Rory McIlroy thinks a compromise can be reached between LIV Golf and the established tours, but only if Greg Norman departs as head of the controversial series.
The Northern Irishman is in Dubai as he attempts to finish the season as the European No 1 at this week’s DP World Tour Championship – coincidentally on a course designed by Norman.
His progress to the season-ending event at the Earth Course has been remarkably serene, given how frequently he has had to address the turmoil away from the fairways.
Most recently, Norman, the chief executive and commissioner of the breakaway series, said: “Every PGA Tour player should be thanking LIV, including Tiger Woods and Rory McIlroy.”

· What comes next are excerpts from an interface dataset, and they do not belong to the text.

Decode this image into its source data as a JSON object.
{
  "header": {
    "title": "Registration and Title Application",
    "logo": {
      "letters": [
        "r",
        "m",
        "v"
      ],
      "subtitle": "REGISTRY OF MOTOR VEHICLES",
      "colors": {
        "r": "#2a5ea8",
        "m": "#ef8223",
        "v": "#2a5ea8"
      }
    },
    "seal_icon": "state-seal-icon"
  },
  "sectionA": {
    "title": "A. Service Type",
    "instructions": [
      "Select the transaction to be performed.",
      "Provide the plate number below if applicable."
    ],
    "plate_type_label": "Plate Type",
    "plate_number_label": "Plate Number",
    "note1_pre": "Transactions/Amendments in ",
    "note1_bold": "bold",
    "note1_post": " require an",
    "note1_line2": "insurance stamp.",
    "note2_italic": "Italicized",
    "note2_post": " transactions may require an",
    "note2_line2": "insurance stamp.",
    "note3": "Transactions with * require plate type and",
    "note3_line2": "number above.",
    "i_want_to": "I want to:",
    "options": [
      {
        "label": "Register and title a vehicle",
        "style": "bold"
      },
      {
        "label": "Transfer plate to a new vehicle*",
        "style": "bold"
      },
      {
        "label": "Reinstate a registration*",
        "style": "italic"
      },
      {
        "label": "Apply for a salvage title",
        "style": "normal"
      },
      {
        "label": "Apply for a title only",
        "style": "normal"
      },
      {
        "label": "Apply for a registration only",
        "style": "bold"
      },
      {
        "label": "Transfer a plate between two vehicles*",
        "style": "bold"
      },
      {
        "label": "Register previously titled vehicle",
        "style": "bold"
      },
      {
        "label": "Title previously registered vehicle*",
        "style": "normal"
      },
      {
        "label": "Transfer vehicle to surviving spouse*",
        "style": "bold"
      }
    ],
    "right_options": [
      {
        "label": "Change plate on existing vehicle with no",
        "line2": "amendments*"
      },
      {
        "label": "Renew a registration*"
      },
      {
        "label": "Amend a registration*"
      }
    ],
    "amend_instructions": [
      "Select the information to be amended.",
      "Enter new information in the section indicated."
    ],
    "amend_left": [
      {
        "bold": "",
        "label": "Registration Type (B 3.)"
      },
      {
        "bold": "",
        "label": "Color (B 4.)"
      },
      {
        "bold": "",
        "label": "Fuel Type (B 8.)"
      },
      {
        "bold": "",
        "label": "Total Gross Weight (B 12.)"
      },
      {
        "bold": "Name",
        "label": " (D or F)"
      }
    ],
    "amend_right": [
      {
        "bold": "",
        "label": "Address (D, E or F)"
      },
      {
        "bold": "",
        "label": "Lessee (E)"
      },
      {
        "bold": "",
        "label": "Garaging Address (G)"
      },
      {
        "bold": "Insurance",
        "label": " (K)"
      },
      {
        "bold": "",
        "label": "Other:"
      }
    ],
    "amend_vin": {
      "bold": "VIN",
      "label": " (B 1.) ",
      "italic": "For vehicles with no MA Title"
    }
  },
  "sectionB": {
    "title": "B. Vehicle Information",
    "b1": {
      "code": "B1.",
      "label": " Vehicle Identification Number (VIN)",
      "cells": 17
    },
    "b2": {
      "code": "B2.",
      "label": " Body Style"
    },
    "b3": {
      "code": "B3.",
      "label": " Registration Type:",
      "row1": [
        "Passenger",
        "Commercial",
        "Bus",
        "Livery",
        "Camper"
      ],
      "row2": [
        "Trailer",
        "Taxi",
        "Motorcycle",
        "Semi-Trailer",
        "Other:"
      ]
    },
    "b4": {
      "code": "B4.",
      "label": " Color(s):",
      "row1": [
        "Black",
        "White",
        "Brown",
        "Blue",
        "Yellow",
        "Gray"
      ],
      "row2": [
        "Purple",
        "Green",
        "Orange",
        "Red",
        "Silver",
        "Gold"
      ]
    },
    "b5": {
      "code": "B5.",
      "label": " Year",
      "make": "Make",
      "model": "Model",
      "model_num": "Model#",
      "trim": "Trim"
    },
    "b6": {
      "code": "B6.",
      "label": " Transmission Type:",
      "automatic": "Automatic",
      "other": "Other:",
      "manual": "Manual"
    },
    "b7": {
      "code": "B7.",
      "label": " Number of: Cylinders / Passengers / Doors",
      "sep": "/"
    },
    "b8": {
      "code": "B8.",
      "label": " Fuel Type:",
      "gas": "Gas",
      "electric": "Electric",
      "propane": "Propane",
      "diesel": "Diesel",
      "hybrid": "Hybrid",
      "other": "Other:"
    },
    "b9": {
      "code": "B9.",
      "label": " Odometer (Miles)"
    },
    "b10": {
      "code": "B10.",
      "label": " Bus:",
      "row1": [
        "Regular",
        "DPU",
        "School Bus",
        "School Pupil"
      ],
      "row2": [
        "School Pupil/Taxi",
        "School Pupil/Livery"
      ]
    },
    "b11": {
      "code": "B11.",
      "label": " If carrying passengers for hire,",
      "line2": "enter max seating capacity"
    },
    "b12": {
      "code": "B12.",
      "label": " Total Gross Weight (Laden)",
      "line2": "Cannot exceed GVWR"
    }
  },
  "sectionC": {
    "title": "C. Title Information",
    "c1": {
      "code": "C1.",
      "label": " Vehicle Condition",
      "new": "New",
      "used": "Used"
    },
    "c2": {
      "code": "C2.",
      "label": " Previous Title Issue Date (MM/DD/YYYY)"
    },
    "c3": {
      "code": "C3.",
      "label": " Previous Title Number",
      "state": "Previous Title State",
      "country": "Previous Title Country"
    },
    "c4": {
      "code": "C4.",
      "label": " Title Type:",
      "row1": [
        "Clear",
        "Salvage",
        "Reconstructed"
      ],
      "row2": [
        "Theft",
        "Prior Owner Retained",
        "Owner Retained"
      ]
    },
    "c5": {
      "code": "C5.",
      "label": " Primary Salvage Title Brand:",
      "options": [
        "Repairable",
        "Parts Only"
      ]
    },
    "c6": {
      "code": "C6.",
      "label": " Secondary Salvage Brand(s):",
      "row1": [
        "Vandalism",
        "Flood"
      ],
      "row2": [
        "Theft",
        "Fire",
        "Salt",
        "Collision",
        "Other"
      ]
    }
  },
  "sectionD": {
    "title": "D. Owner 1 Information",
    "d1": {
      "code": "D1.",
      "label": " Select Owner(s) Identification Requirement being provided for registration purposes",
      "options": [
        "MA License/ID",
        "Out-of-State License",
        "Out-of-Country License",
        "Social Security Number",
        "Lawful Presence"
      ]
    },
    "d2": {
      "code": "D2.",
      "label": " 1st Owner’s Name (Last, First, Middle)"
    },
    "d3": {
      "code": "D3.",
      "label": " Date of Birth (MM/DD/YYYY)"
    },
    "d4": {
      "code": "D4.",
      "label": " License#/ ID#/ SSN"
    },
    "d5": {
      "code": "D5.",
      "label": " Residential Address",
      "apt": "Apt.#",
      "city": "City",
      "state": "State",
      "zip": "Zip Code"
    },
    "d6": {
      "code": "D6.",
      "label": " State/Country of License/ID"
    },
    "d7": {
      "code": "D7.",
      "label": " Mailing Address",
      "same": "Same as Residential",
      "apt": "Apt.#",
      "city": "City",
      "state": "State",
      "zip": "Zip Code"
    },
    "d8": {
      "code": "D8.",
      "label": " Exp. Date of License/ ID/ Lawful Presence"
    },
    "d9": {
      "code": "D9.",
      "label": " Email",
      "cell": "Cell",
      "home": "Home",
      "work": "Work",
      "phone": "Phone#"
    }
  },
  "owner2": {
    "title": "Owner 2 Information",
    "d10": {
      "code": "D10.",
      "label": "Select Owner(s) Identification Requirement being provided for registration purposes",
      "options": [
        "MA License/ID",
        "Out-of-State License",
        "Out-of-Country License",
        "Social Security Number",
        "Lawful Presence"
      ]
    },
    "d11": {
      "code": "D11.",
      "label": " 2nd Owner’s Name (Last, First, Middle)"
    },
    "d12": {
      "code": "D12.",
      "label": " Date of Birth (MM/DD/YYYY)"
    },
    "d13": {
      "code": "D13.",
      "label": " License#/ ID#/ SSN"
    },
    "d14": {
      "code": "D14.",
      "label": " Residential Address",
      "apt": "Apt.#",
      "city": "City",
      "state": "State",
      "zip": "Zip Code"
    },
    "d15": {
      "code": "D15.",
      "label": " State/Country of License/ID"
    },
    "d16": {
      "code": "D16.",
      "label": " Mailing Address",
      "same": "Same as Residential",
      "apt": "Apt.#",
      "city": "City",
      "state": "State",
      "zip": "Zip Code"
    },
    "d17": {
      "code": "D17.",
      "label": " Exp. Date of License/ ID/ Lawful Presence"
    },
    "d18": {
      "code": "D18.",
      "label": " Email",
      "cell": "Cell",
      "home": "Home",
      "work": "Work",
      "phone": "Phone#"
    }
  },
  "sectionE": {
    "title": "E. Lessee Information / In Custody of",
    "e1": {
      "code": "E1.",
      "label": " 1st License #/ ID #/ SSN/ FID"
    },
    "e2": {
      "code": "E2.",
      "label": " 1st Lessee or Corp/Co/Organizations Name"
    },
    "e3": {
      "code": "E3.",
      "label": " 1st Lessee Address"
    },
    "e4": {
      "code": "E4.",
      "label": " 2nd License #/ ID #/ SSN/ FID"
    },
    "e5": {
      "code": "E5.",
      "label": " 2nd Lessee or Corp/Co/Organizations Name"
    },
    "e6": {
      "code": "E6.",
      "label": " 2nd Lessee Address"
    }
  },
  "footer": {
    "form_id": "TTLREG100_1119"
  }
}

The Australian cited the increases to the prize money and player impact programme funding on the PGA Tour as reactions to LIV, for which the players should be grateful.
McIlroy countered by saying Woods “is the reason that we are playing for as much as we are,” and that “everyone else in the game should be thankful” to the American great.
“Tiger is the reason the stature of our game is where it is,” McIlroy said.
“The generation of Tiger, and the generation coming after Tiger, have all benefited from him and his achievements and what he's done for the game of golf.
“I don't think Tiger should be thankful to anyone for anything.”
The world No 1 has said the sport can move past the antagonism that has divided it this season, which has seen a number of player suspensions from both the PGA and DP World Tours.
However, he says it cannot happen before resolutions are found to the legal cases that are ongoing.
He also thinks a change in personnel at the top is necessary to ending the “stalemate”.
“There's a few things that I would like to see on the LIV side that need to happen,” McIlroy said.
“I think Greg needs to go. I think he just needs to exit stage left.
“He's made his mark but I think now is the right time to sort of say, look, you've got this thing off the ground but no one is going to talk unless there's an adult in the room that can actually try to mend fences.”
McIlroy is not confident of there being an end to the impasse any time soon.
“Right now, I think the separate entities – the PGA Tour, European Tour and LIV – are going to be very different products to [each] other,” McIlroy said.
“They are just going to keep going until something happens. Whether that's in the hands of a court or a judge or something else happens along the way, no one really knows. But right now it seems like it's a bit of a stalemate.”
Heading into the season finale, McIlroy leads the Race to Dubai rankings after an extraordinarily consistent season.
Of the nine DP World Tour events he has played to this point, his worst finish was 12th in the season-opening HSBC Abu Dhabi Championship.
Since then, his finishing positions have been third, second, eighth, fifth, third, second, fourth and fourth.
And yet he only holds a slender advantage coming in to the final event. Ryan Fox is just over 100 points behind, following his runner up finish behind Tommy Fleetwood at the Nedbank Golf Challenge in South Africa last week.
“He's had an amazing season,” McIlroy said of the New Zealander.
“It's great to see. I don't know him well but he seems like a lovely guy, and I'm looking forward to playing with him on Thursday.”
McIlroy and Fox will be the last match off at Jumeirah Golf Estates on Thursday, when they start at 12.45pm.